Natural gas is the most prevalent energy source used for electricity generation in the United States. Of the 491 gigawatts (GW) of natural gas-fired electric-generating capacity in the country, more than half (280 GW) are combined-cycle systems that include both steam turbines and combustion turbines. The predominant configuration for combined-cycle systems involves two combustion turbines and one steam turbine (2x1).
Natural gas-fired electric power plants utilize either simple-cycle or combined-cycle energy conversion. Simple-cycle systems consume natural gas in a single conversion system, such as a combustion turbine, boiler with a steam turbine, or internal combustion engine. In these systems, energy from the primary conversion exhaust heat is lost and not sent to another turbine. Combined-cycle systems send combustion turbine exhaust heat to a heat recovery steam generator, pressurizing steam for one or more steam turbines that generate additional electric power.
Combined-cycle systems tend to be more efficient at converting a unit of natural gas (measured in British thermal units [Btu]) to a unit of electricity (kilowatthour [kWh]). Combined-cycle systems have an average operating heat rate of 7,146 Btu/kWh compared with simple-cycle systems, which consume about 10,000 Btu to generate 1 kWh, based on 2020 averages. Because of the efficiency gains, combined-cycle systems generally operate at higher capacity factors than simple-cycle systems. As a result, combined-cycle systems generally serve base and intermediate loads to the grid, while simple-cycle systems generally serve peak load.
In our Electric Power Annual survey, we collect a unit code identifier to group combined-cycle components into power blocks. Power block configurations vary widely, including configurations such as multiple combustion turbines supporting one or more steam turbines. Most combined-cycle power blocks have combustion and steam turbine components each connected with a generator. However, 13 GW of combined-cycle capacity are single-shaft systems in which both the combustion and steam turbines drive a common generator on one shaft.
In terms of generating capacity, the largest natural gas combined-cycle power plant in the United States is Florida Power & Light’s West County Energy Center. The West County Energy Center consists of three 3x1 power blocks, or a total of 12 combustion and steam turbines. Each of the three power blocks is rated at 1,259 megawatts (MW), giving the plant 3,777 MW of total generating capacity. The West County Energy Center generated 20.3 terawatthours of electricity in 2021; only five nuclear power plants and one coal-fired plant generated more electricity last year.
Combined-cycle power blocks have increased in average capacity since 2015, when a new class of combustion turbines became more common.

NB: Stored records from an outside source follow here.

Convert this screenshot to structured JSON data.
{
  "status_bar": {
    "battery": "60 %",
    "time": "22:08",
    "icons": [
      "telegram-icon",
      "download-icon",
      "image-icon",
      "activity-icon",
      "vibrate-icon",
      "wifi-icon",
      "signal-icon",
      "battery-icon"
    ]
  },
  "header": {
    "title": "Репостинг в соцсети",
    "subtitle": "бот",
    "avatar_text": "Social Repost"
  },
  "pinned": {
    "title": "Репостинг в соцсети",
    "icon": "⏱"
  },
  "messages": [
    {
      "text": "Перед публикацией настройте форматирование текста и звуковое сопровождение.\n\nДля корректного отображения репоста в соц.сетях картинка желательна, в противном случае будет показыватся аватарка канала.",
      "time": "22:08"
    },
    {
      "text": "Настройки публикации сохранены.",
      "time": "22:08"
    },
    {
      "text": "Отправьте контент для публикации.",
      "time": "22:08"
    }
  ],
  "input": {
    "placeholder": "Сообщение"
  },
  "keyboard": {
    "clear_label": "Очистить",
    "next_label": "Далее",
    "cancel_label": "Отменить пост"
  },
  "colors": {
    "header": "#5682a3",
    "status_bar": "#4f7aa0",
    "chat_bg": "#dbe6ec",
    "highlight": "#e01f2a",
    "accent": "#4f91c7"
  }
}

These newer combustion turbines allow combined-cycle power blocks to have larger capacities and improved efficiencies. The average capacity of a 2x1 power block increased from 500 MW for those built before 2015 to over 700 MW for those built after 2015.
Principal contributors: Ray Chen, Mark Morey